I saw a tank recently that was captured in WWII, They stamped
over the swastika and made it into four boxes.
At 05:40 PM 6/17/98 -0500, you wrote:
>At 09:30 AM 6/17/98 +0000, you wrote:
>>> At 03:37 PM 6/16/98 -0500, Gano, Ken wrote:
>>> >A word of caution. The oxy-acetylene tanks are probably the property
>>> >welding supply company. I worked for one years ago, and the USUAL
>>> >is to sell a lease or take a deposit, but not to sell the cylinders
>>> Maybe so, but some companies *will* sell the tanks. I bought
>>> a set of tanks years ago, because I planned on keeping them
>>> and didn't feel like paying rental charges forever.
>>Buying the cylinders is fine if you still get them refilled at the same
>>supplier, but watch out if you try to get them refilled at a different
>>place. There are all sorts of safety regulations aimed at protecting
>>their employees from the hazard of "unknown source" cylinders that may
>>not be sound.
>Well as far as I understand, the saftey precautions should be taken care of
>by current/valid testing (which I think is DOT approval). A cylinder that
>is personally owned needs to be retested every 5 years but one that is owned
>by a gas company only needs certification every 10 years (why I don't know).
>This is what my gas supplier told me. If you look at a cylinder it should
>be date coded for the last time it's been tested (it's cool to check out and
>see how old the cylinders are, one I just check was first certified in 43,
>it's as old as my dad. It was then certified every five years until the
>sixties, when it was certified every 9 or 10 years. My supplier says he has
>one from the early 1900's, it has a square bottom, next time I'm around I
>want to check it out). If I remember how the testing goes, the cylinder is
>places in an protective tank, which is then filled with water. The cylinder
>is then pressurized (over pressurized?), the tank expands some amount, and
>the amount of water that is displaced is measured.
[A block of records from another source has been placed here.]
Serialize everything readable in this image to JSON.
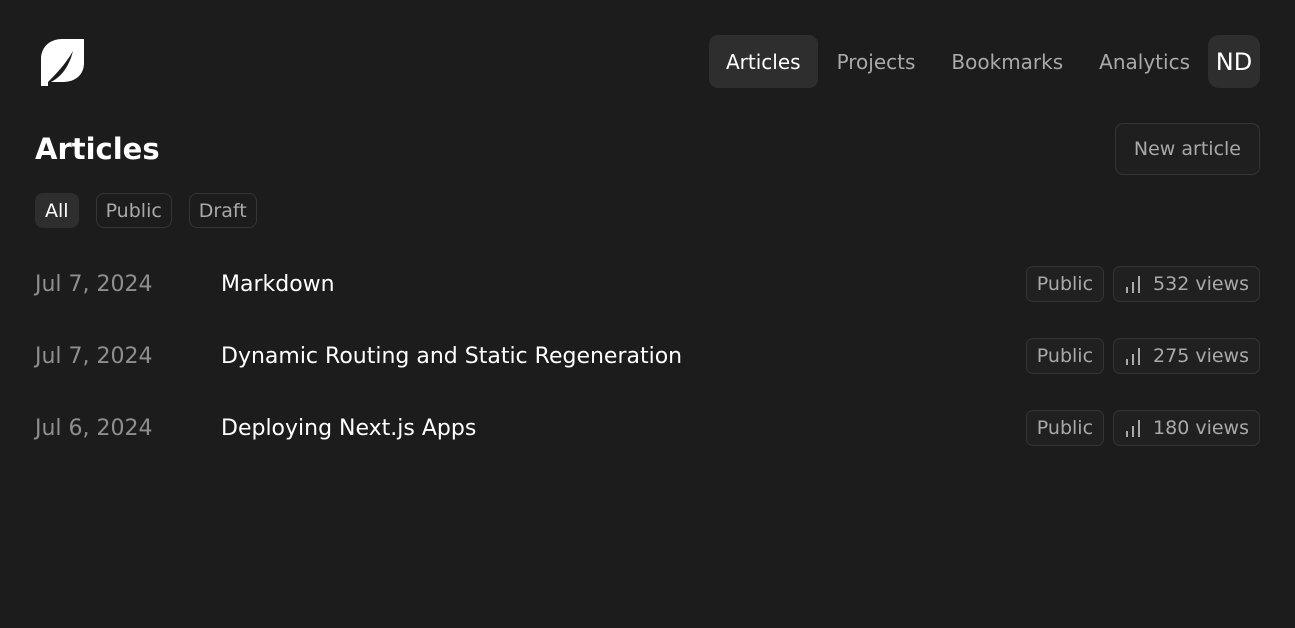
{
  "header": {
    "logo_icon": "leaf-icon",
    "nav": [
      {
        "label": "Articles",
        "active": true
      },
      {
        "label": "Projects",
        "active": false
      },
      {
        "label": "Bookmarks",
        "active": false
      },
      {
        "label": "Analytics",
        "active": false
      }
    ],
    "avatar_initials": "ND"
  },
  "page": {
    "title": "Articles",
    "new_button_label": "New article"
  },
  "filters": [
    {
      "label": "All",
      "active": true
    },
    {
      "label": "Public",
      "active": false
    },
    {
      "label": "Draft",
      "active": false
    }
  ],
  "articles": [
    {
      "date": "Jul 7, 2024",
      "title": "Markdown",
      "visibility": "Public",
      "views": "532 views"
    },
    {
      "date": "Jul 7, 2024",
      "title": "Dynamic Routing and Static Regeneration",
      "visibility": "Public",
      "views": "275 views"
    },
    {
      "date": "Jul 6, 2024",
      "title": "Deploying Next.js Apps",
      "visibility": "Public",
      "views": "180 views"
    }
  ],
  "icons": {
    "views_icon": "bar-chart-icon"
  },
  "colors": {
    "background": "#1c1c1c",
    "active_bg": "#2e2e2e",
    "muted_text": "#a9a9a9",
    "date_text": "#8f8f8f",
    "border": "#353535"
  }
}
Then the pressure is
>released and the amount that the tank contracts (the amount of water that
>returns) is measured. I can't remember which is the elastic measure and
>what the term for the other measure is. The tanks have to meet some set
>number for expansion. There are also different ratings for the tank
>depending upon how much the tank expands contracts, this is why some
>cylinders of the same size are rated to hold more gas than others.
>This is just what I remember from a conversation I had with my supplier some
>time ago, I'm not sure I have every thing correct.
>Also as far as tank ownership, there are normally several marks on the tanks
>(like cattle brands) that mark the owner. Some people try to remove these
>and claim the tank as their own, but normally don't get them all removed and
>are spotted (by someone who knows/cares). This info also came from my
>supplier and from the personal experience of some stupid college kids at my
>school (who were arrested right after they picked up some CO2 tanks from the
>local gas supplier. Seems that the same supplier also supplies the school
>with tanks/extinguishers and noticed that these particular tanks actually
>belonged to the school. Bright kids.)
>So while some companies don't want to fill other tanks for whatever reason,
>if the tanks is certified and the valve is good then it should be safe.
>If anyone wants more info let me know and I can ask my gasman.
> Matt Wehland firstname.lastname@example.org http://www.webtripper.com
> 95 Mustang GT Crystal White 5spd Best 14.601, in street trim